**YOUR GOAL**
Reproduce verbatim all of the data given below, but do not carry over the images.

**DATA EXTRACT**
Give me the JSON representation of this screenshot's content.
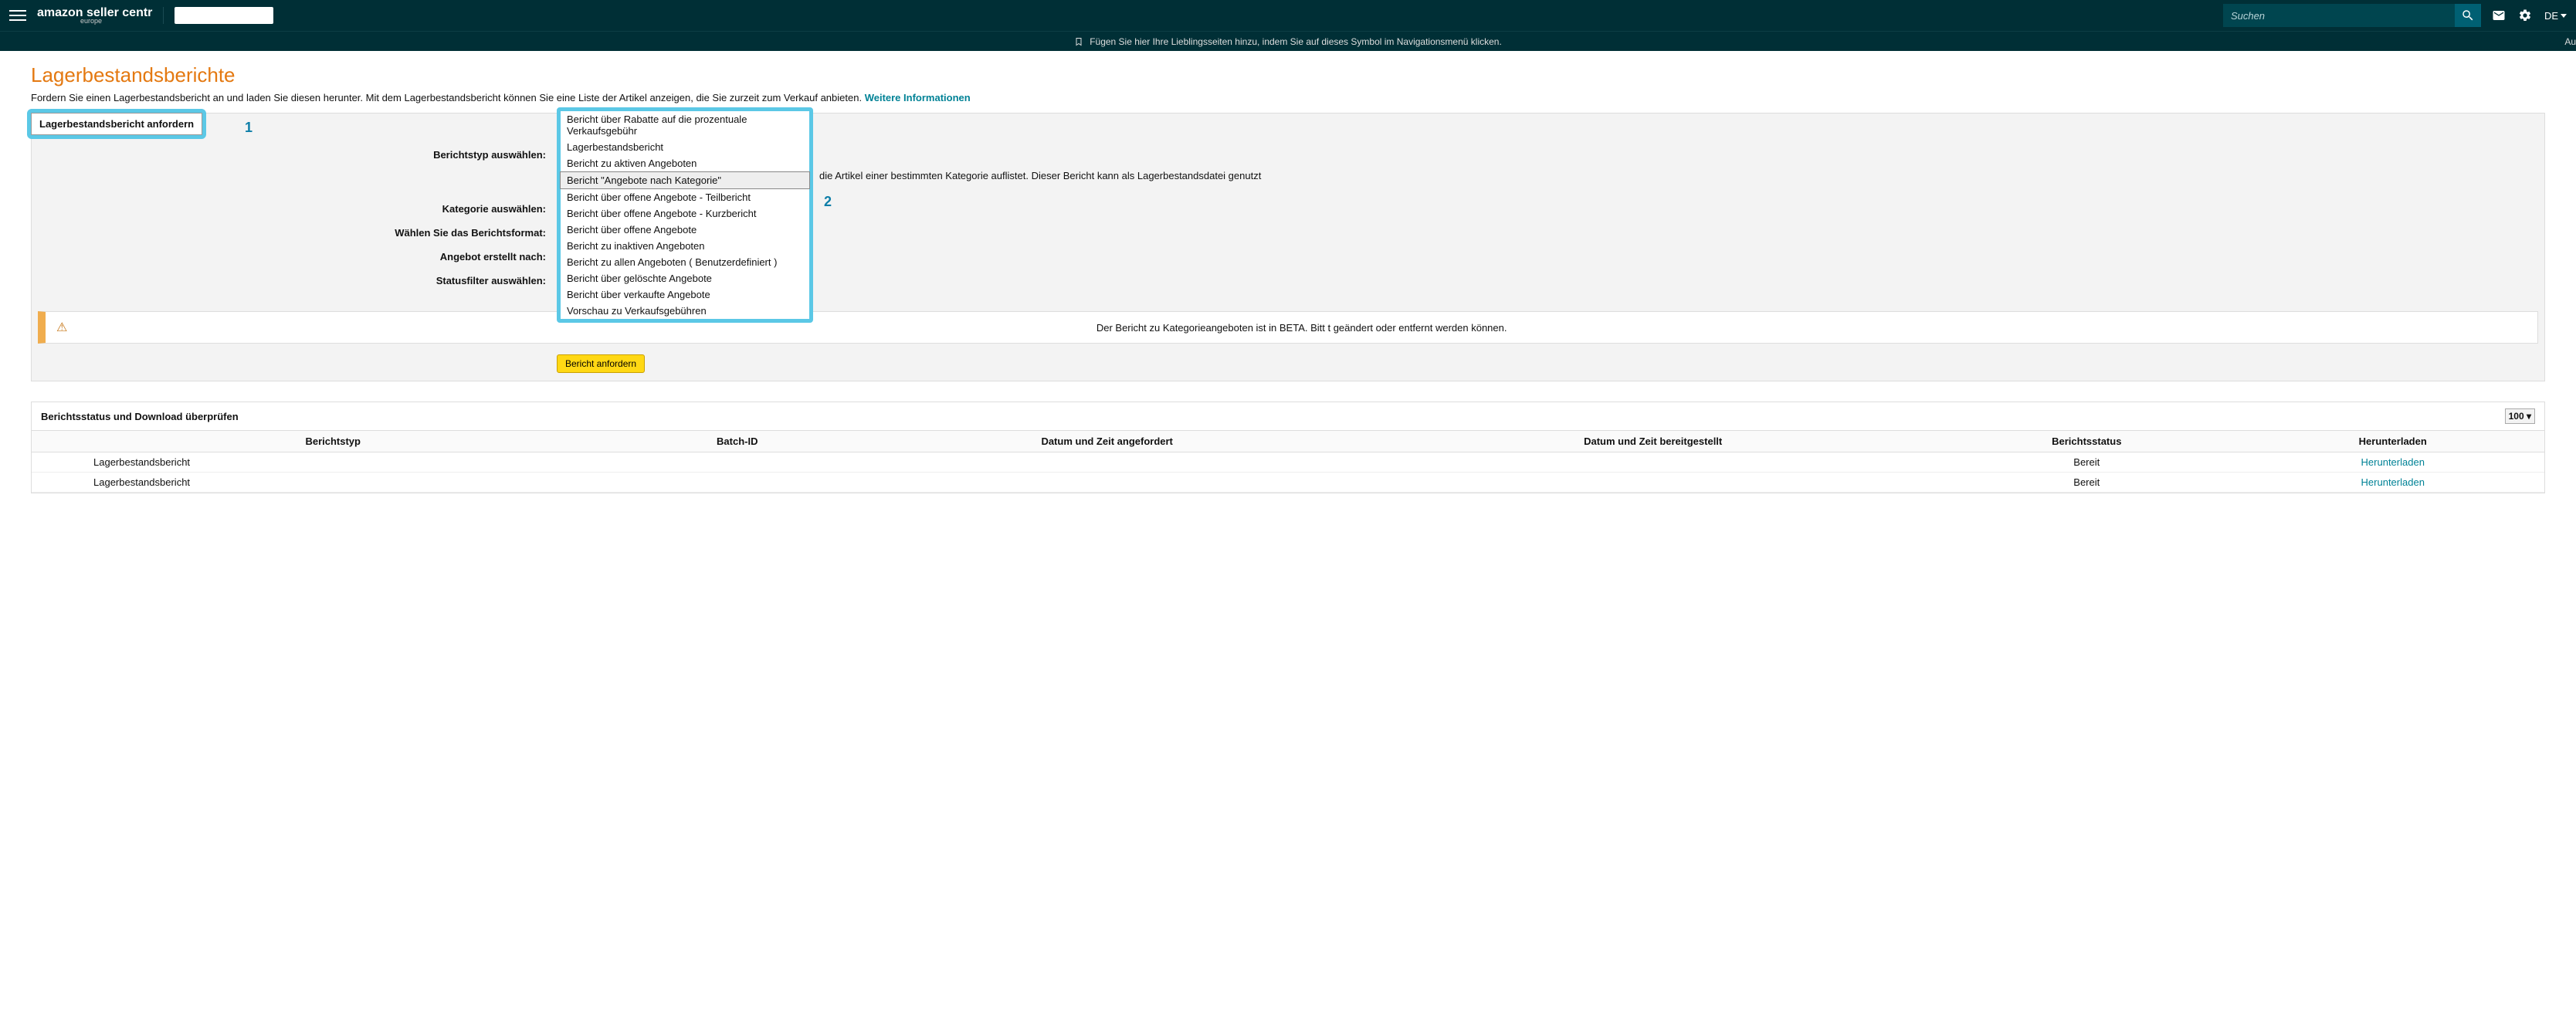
{
  "header": {
    "logo_main": "amazon seller centr",
    "logo_sub": "europe",
    "search_placeholder": "Suchen",
    "lang": "DE"
  },
  "bookmark_bar": {
    "text": "Fügen Sie hier Ihre Lieblingsseiten hinzu, indem Sie auf dieses Symbol im Navigationsmenü klicken.",
    "right_cut": "Au"
  },
  "page": {
    "title": "Lagerbestandsberichte",
    "subtext": "Fordern Sie einen Lagerbestandsbericht an und laden Sie diesen herunter. Mit dem Lagerbestandsbericht können Sie eine Liste der Artikel anzeigen, die Sie zurzeit zum Verkauf anbieten. ",
    "more_info": "Weitere Informationen"
  },
  "request": {
    "tab_label": "Lagerbestandsbericht anfordern",
    "callout1": "1",
    "callout2": "2",
    "labels": {
      "report_type": "Berichtstyp auswählen:",
      "category": "Kategorie auswählen:",
      "format": "Wählen Sie das Berichtsformat:",
      "created_after": "Angebot erstellt nach:",
      "status_filter": "Statusfilter auswählen:"
    },
    "desc_tail": "die Artikel einer bestimmten Kategorie auflistet. Dieser Bericht kann als Lagerbestandsdatei genutzt",
    "dropdown": [
      "Bericht über Rabatte auf die prozentuale Verkaufsgebühr",
      "Lagerbestandsbericht",
      "Bericht zu aktiven Angeboten",
      "Bericht \"Angebote nach Kategorie\"",
      "Bericht über offene Angebote - Teilbericht",
      "Bericht über offene Angebote - Kurzbericht",
      "Bericht über offene Angebote",
      "Bericht zu inaktiven Angeboten",
      "Bericht zu allen Angeboten ( Benutzerdefiniert )",
      "Bericht über gelöschte Angebote",
      "Bericht über verkaufte Angebote",
      "Vorschau zu Verkaufsgebühren"
    ],
    "selected_index": 3,
    "alert": "Der Bericht zu Kategorieangeboten ist in BETA. Bitt                                                                                    t geändert oder entfernt werden können.",
    "button": "Bericht anfordern"
  },
  "status": {
    "heading": "Berichtsstatus und Download überprüfen",
    "page_size": "100",
    "columns": [
      "Berichtstyp",
      "Batch-ID",
      "Datum und Zeit angefordert",
      "Datum und Zeit bereitgestellt",
      "Berichtsstatus",
      "Herunterladen"
    ],
    "rows": [
      {
        "type": "Lagerbestandsbericht",
        "batch": "",
        "requested": "",
        "provided": "",
        "status": "Bereit",
        "download": "Herunterladen"
      },
      {
        "type": "Lagerbestandsbericht",
        "batch": "",
        "requested": "",
        "provided": "",
        "status": "Bereit",
        "download": "Herunterladen"
      }
    ]
  }
}
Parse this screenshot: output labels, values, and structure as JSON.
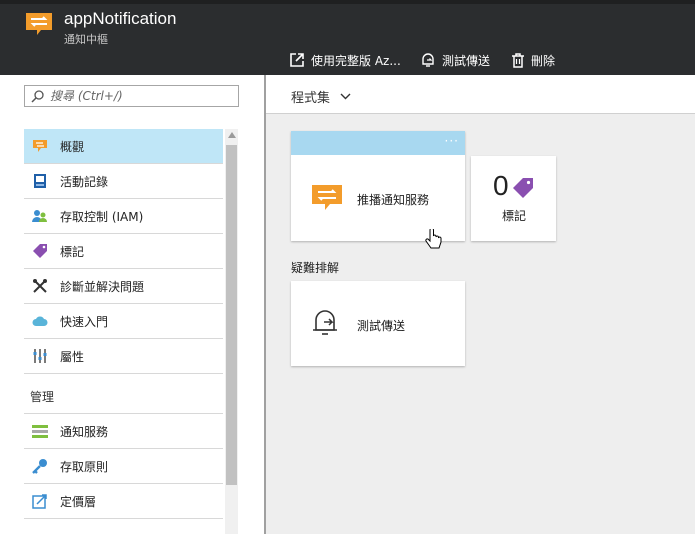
{
  "app": {
    "title": "appNotification",
    "subtitle": "通知中樞"
  },
  "commands": [
    {
      "label": "使用完整版 Az...",
      "icon": "open-external-icon"
    },
    {
      "label": "測試傳送",
      "icon": "bell-send-icon"
    },
    {
      "label": "刪除",
      "icon": "trash-icon"
    }
  ],
  "search": {
    "placeholder": "搜尋 (Ctrl+/)",
    "value": ""
  },
  "menu": {
    "items": [
      {
        "label": "概觀",
        "icon": "overview-icon",
        "active": true
      },
      {
        "label": "活動記錄",
        "icon": "activity-log-icon"
      },
      {
        "label": "存取控制 (IAM)",
        "icon": "access-control-icon"
      },
      {
        "label": "標記",
        "icon": "tag-icon"
      },
      {
        "label": "診斷並解決問題",
        "icon": "wrench-icon"
      },
      {
        "label": "快速入門",
        "icon": "cloud-icon"
      },
      {
        "label": "屬性",
        "icon": "properties-icon"
      }
    ],
    "section_label": "管理",
    "manage_items": [
      {
        "label": "通知服務",
        "icon": "notification-services-icon"
      },
      {
        "label": "存取原則",
        "icon": "key-icon"
      },
      {
        "label": "定價層",
        "icon": "pricing-tier-icon"
      }
    ]
  },
  "collection": {
    "label": "程式集"
  },
  "tiles": {
    "push": {
      "label": "推播通知服務"
    },
    "tags": {
      "count": "0",
      "label": "標記"
    },
    "troubleshoot_section": "疑難排解",
    "test_send": {
      "label": "測試傳送"
    }
  },
  "colors": {
    "header_bg": "#2b2d2f",
    "accent_orange": "#f39c2b",
    "active_item_bg": "#bfe6f7",
    "tile_header": "#a8d8f0",
    "tag_purple": "#8a4fb0"
  }
}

**ANSWER TO THE PROBLEM**
Give me the JSON representation of this screenshot's content.
{
  "header": {
    "logo_main": "amazon seller centr",
    "logo_sub": "europe",
    "search_placeholder": "Suchen",
    "lang": "DE"
  },
  "bookmark_bar": {
    "text": "Fügen Sie hier Ihre Lieblingsseiten hinzu, indem Sie auf dieses Symbol im Navigationsmenü klicken.",
    "right_cut": "Au"
  },
  "page": {
    "title": "Lagerbestandsberichte",
    "subtext": "Fordern Sie einen Lagerbestandsbericht an und laden Sie diesen herunter. Mit dem Lagerbestandsbericht können Sie eine Liste der Artikel anzeigen, die Sie zurzeit zum Verkauf anbieten. ",
    "more_info": "Weitere Informationen"
  },
  "request": {
    "tab_label": "Lagerbestandsbericht anfordern",
    "callout1": "1",
    "callout2": "2",
    "labels": {
      "report_type": "Berichtstyp auswählen:",
      "category": "Kategorie auswählen:",
      "format": "Wählen Sie das Berichtsformat:",
      "created_after": "Angebot erstellt nach:",
      "status_filter": "Statusfilter auswählen:"
    },
    "desc_tail": "die Artikel einer bestimmten Kategorie auflistet. Dieser Bericht kann als Lagerbestandsdatei genutzt",
    "dropdown": [
      "Bericht über Rabatte auf die prozentuale Verkaufsgebühr",
      "Lagerbestandsbericht",
      "Bericht zu aktiven Angeboten",
      "Bericht \"Angebote nach Kategorie\"",
      "Bericht über offene Angebote - Teilbericht",
      "Bericht über offene Angebote - Kurzbericht",
      "Bericht über offene Angebote",
      "Bericht zu inaktiven Angeboten",
      "Bericht zu allen Angeboten ( Benutzerdefiniert )",
      "Bericht über gelöschte Angebote",
      "Bericht über verkaufte Angebote",
      "Vorschau zu Verkaufsgebühren"
    ],
    "selected_index": 3,
    "alert": "Der Bericht zu Kategorieangeboten ist in BETA. Bitt                                                                                    t geändert oder entfernt werden können.",
    "button": "Bericht anfordern"
  },
  "status": {
    "heading": "Berichtsstatus und Download überprüfen",
    "page_size": "100",
    "columns": [
      "Berichtstyp",
      "Batch-ID",
      "Datum und Zeit angefordert",
      "Datum und Zeit bereitgestellt",
      "Berichtsstatus",
      "Herunterladen"
    ],
    "rows": [
      {
        "type": "Lagerbestandsbericht",
        "batch": "",
        "requested": "",
        "provided": "",
        "status": "Bereit",
        "download": "Herunterladen"
      },
      {
        "type": "Lagerbestandsbericht",
        "batch": "",
        "requested": "",
        "provided": "",
        "status": "Bereit",
        "download": "Herunterladen"
      }
    ]
  }
}
Parse this screenshot: output labels, values, and structure as JSON.
{
  "app": {
    "title": "appNotification",
    "subtitle": "通知中樞"
  },
  "commands": [
    {
      "label": "使用完整版 Az...",
      "icon": "open-external-icon"
    },
    {
      "label": "測試傳送",
      "icon": "bell-send-icon"
    },
    {
      "label": "刪除",
      "icon": "trash-icon"
    }
  ],
  "search": {
    "placeholder": "搜尋 (Ctrl+/)",
    "value": ""
  },
  "menu": {
    "items": [
      {
        "label": "概觀",
        "icon": "overview-icon",
        "active": true
      },
      {
        "label": "活動記錄",
        "icon": "activity-log-icon"
      },
      {
        "label": "存取控制 (IAM)",
        "icon": "access-control-icon"
      },
      {
        "label": "標記",
        "icon": "tag-icon"
      },
      {
        "label": "診斷並解決問題",
        "icon": "wrench-icon"
      },
      {
        "label": "快速入門",
        "icon": "cloud-icon"
      },
      {
        "label": "屬性",
        "icon": "properties-icon"
      }
    ],
    "section_label": "管理",
    "manage_items": [
      {
        "label": "通知服務",
        "icon": "notification-services-icon"
      },
      {
        "label": "存取原則",
        "icon": "key-icon"
      },
      {
        "label": "定價層",
        "icon": "pricing-tier-icon"
      }
    ]
  },
  "collection": {
    "label": "程式集"
  },
  "tiles": {
    "push": {
      "label": "推播通知服務"
    },
    "tags": {
      "count": "0",
      "label": "標記"
    },
    "troubleshoot_section": "疑難排解",
    "test_send": {
      "label": "測試傳送"
    }
  },
  "colors": {
    "header_bg": "#2b2d2f",
    "accent_orange": "#f39c2b",
    "active_item_bg": "#bfe6f7",
    "tile_header": "#a8d8f0",
    "tag_purple": "#8a4fb0"
  }
}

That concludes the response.